Typically, we spray some bug spray around the perimeter of the house, and it keeps the bugs away. But lately, I’ve seen some cockroaches on their backs. You would think they were dead, but these icky creatures are usually aren’t dead…yet. I’m not stepping on them or hitting them with something. That crunch sound drives me crazy and honestly, I don’t want to get that close to them. Typically, I make my husband deal with them.

Then there are the times when he is away, and I have to do something. If they are truly dead, the dustpan trick usually works. But when I notice them still moving slightly, I pull out the bug spray. This sometimes works in killing them or it could turn out like it did the other day. I sprayed the cockroach who was lying on his back in the kitchen. He freaked out, flipped over and scurried under the refrigerator (where I hope he succumbed to the poison.)

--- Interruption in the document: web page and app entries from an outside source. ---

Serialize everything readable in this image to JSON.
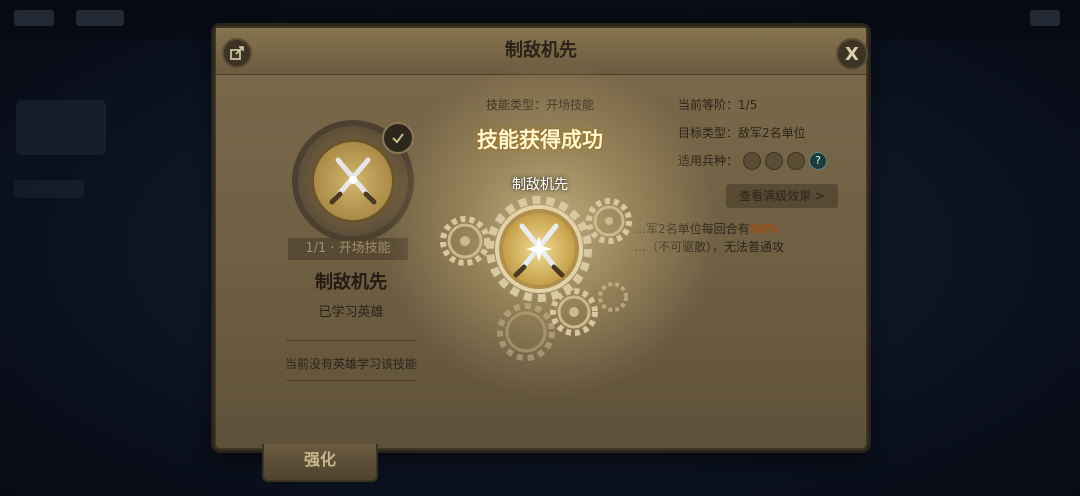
{
  "modal": {
    "title": "制敌机先",
    "close_label": "X"
  },
  "left_panel": {
    "level_tag": "1/1 · 开场技能",
    "skill_name": "制敌机先",
    "learned_status": "已学习英雄",
    "no_hero_note": "当前没有英雄学习该技能"
  },
  "info": {
    "skill_type_label": "技能类型：",
    "skill_type_value": "开场技能",
    "current_level_label": "当前等阶：",
    "current_level_value": "1/5",
    "target_type_label": "目标类型：",
    "target_type_value": "敌军2名单位",
    "applicable_label": "适用兵种：",
    "detail_button": "查看满级效果 >"
  },
  "description": {
    "line1_prefix": "…军2名单位每回合有",
    "line1_highlight": "30%",
    "line2": "…（不可驱散），无法普通攻"
  },
  "overlay": {
    "success_title": "技能获得成功",
    "skill_name": "制敌机先"
  },
  "tabs": {
    "strengthen": "强化"
  },
  "colors": {
    "panel": "#7c6a4b",
    "highlight": "#a04a10",
    "background": "#0b1220"
  }
}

Ugh. I feel like such a wuss being scared about picking up these bugs and disposing of them. But I just can’t seem to bring myself to squish the live ones or carry the dead (or dying) ones away. I know many others out there have the same problem and have read their tips of dealing with these bugs, but I still think my best bet is to have my husband take care of the bugs. And I’ll agree to take care of the one thing he hates – snakes.

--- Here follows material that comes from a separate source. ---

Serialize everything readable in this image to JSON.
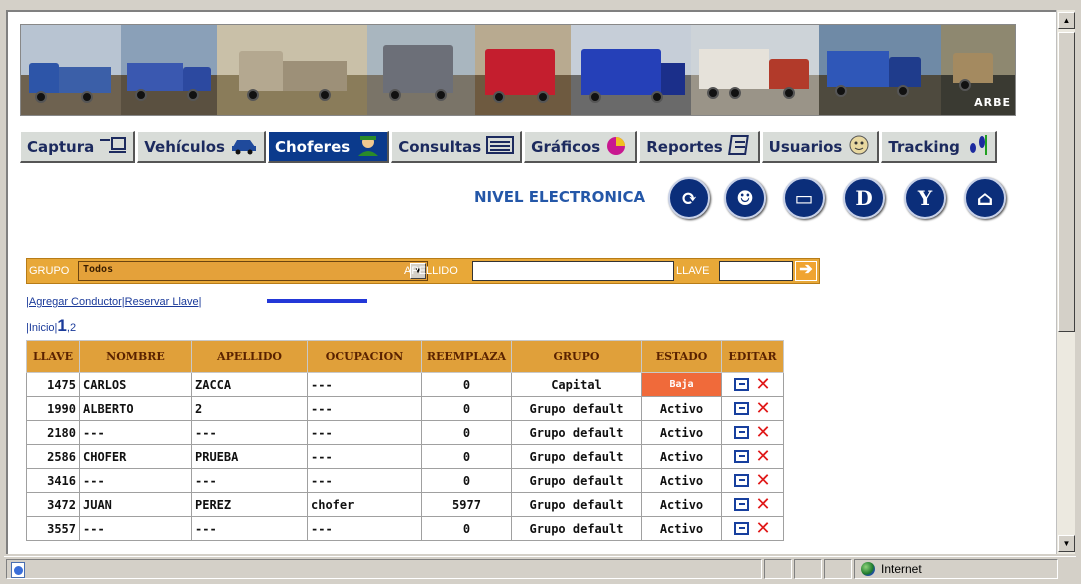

Looking at how long it takes to write a novel

Last week I wrote about the ups and downs of writing. Sometimes I am cranking out the words and other days I am struggling to find time to write.

As I read about the experiences of other authors, I hear about authors who write thousands of words a day. And while it is good to have a writing goal and to be actually writing, is it worth it to write a lot of not so good words or should you strive to write quality writing? Do you want to cut a lot of what you write?

Well, I guess that is right, but I do hate deleting a lot of what I write so my writing is slower as I strive for quality passages verses a high number of words. And of course, I do edit as I write so that takes longer to write. But I am getting off the topic here.

Today, I wanted to talk about how long it takes to write a novel, and how you should take it with a grain of salt when other authors say they crank out books every month, every other month or how ever often they say they write a book.

If you ask 10 authors how long it takes to write a book, you will probably get 10 different answers. For some it takes 10 years or 4 years or 1 year or 6 months. It can take a long time to write a novel if you have research, complex plots or if you spend a lot of time fine-tuning sentences. How often you write and for how long, your level of writing experience, the genre, and length of novel also play into how long it takes to write a novel.

This is that grain of salt thing I mentioned when listening to how long it takes authors to write a book. Here is a list of books and how long they took to write. Note the word count, some of these books are short. I could certainly crank out more books if my stories were 28,000 or even 53,000 words.

A Clockwork Orange by Anthony Burgess – 3 weeks (67,000 words)

A Christmas Carol by Charles Dickens – 6 weeks (28,000 words)

Twilight by Stephanie Meyer – 3 months (112,000 words)

Wuthering Heights by Emily Bronte – 9 months (53,000 words)

The Jungle Book by Rudyard Kipling – 1 ½ years (19,500 words)

The Hobbit by JRR Tolkien – 2 years (95,000 words)

To Kill a Mockingbird by Harper Lee – 2 ½ years (99,000 words)

A Game of Thrones by George RR Martin – 5 years (293,000 words)

Harry Potter and the Philosopher’s Stone by JK Rowling – 6 ½ years (77,000 words)

Gone with the Wind by Margaret Mitchell – 10 years (418,000 words)

Les Miserables by Victor Hugo – 12 years (655,000 words)

The argument for writing books faster is that your readership grows exponentially with each book. Fans of your first book will often read your second one. And readers who find you later on, if they like your writing, will go back and read your other books. If you take too long to publish your next book, there is a chance readers will forget about you. (Or so the thinking goes among some authors.)

But cranking out sub-standard books is also not a good thing which sometimes happens when authors rush their stories.

So, when aspiring or newbie authors ask how long it takes to write a novel, it really takes as long as you want or need it to take. And that is different for all of us.